What the task requires. When counting, include every line of the data that holds "Jump", then state the total alone.

=== Data under study ===

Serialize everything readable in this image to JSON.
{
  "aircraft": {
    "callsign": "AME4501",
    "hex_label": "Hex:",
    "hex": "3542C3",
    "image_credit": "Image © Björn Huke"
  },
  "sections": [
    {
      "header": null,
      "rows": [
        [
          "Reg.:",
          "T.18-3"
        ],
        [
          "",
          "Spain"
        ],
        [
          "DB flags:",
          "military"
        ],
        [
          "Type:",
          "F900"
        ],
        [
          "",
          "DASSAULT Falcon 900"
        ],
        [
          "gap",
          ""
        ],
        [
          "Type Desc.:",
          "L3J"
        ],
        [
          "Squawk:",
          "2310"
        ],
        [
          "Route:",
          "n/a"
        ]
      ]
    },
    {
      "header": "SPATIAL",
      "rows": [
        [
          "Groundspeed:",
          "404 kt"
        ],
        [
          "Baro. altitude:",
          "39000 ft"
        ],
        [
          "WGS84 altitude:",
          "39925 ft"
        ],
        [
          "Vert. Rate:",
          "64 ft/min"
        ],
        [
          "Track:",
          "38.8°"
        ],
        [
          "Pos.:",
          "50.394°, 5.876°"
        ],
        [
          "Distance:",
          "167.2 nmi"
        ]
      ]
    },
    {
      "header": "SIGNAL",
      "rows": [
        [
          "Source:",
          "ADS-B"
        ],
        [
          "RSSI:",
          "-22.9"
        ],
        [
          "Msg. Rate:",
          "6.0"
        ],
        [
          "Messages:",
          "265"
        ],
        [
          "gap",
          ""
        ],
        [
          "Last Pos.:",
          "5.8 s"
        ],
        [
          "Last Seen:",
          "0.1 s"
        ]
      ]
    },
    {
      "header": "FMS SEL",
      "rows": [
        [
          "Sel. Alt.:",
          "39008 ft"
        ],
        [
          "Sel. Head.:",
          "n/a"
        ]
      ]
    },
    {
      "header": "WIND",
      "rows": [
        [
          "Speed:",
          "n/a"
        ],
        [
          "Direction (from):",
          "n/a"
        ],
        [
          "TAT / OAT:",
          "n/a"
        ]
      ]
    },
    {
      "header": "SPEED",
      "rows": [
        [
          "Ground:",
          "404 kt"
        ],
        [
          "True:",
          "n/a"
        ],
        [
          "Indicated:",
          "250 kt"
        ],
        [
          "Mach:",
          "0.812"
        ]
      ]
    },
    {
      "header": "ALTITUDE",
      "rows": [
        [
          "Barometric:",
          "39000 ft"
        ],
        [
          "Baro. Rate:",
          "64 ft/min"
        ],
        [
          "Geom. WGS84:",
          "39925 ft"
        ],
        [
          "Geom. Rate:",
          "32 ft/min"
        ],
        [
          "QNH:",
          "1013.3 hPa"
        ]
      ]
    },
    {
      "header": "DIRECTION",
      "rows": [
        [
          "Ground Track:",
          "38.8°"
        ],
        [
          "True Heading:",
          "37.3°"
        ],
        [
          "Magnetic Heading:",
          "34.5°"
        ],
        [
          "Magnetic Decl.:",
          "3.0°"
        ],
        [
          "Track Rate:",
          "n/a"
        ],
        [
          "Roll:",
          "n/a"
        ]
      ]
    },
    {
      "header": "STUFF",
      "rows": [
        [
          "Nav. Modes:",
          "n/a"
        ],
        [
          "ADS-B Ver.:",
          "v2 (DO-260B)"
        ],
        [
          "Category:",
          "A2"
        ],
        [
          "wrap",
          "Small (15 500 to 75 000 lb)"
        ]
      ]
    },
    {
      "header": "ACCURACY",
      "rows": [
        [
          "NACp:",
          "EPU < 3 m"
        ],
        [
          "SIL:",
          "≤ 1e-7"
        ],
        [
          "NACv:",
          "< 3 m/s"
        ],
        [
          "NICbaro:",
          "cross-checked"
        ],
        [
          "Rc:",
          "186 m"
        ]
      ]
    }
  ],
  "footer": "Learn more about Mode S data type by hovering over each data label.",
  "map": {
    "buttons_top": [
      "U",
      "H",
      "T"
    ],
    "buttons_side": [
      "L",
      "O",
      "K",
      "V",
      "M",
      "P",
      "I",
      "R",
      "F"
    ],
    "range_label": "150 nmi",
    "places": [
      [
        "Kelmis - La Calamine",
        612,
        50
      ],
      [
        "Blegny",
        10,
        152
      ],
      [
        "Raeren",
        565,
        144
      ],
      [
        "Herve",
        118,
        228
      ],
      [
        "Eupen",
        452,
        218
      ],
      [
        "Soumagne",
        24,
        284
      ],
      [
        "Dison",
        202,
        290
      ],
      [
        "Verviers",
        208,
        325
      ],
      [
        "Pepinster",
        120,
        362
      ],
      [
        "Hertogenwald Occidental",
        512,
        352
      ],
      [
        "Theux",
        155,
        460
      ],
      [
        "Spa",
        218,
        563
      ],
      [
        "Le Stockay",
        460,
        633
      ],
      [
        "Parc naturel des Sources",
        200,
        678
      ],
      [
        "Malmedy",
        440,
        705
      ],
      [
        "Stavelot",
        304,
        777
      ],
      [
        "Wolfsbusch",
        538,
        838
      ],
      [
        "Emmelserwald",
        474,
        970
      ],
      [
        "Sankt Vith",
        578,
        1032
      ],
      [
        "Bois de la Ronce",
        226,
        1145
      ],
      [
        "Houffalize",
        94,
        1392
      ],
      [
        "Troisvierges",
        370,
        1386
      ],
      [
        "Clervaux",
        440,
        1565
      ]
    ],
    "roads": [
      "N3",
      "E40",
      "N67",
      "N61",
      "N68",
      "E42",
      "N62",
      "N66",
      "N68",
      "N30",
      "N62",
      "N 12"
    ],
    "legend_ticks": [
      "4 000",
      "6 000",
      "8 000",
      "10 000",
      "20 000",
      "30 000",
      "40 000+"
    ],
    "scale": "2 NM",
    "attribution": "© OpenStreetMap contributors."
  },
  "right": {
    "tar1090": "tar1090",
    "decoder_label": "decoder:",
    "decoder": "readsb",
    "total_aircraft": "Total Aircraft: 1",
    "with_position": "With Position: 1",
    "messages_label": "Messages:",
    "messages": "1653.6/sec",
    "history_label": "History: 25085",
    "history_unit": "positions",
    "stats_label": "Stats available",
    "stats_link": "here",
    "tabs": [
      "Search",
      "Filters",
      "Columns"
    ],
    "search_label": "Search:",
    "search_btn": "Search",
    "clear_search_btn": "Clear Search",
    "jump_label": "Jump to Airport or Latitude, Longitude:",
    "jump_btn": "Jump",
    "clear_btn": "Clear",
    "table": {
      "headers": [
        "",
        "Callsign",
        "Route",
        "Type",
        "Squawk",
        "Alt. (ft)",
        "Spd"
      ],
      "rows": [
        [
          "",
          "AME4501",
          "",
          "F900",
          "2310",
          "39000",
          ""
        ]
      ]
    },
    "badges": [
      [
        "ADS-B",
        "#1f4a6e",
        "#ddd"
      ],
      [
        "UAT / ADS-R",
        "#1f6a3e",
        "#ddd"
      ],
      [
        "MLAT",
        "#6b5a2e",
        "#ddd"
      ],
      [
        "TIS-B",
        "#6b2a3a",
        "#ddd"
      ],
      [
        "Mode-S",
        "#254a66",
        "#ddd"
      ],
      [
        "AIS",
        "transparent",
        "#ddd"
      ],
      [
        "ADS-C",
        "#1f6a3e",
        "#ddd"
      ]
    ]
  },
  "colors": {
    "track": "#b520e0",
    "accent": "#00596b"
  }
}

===

Written reply. 2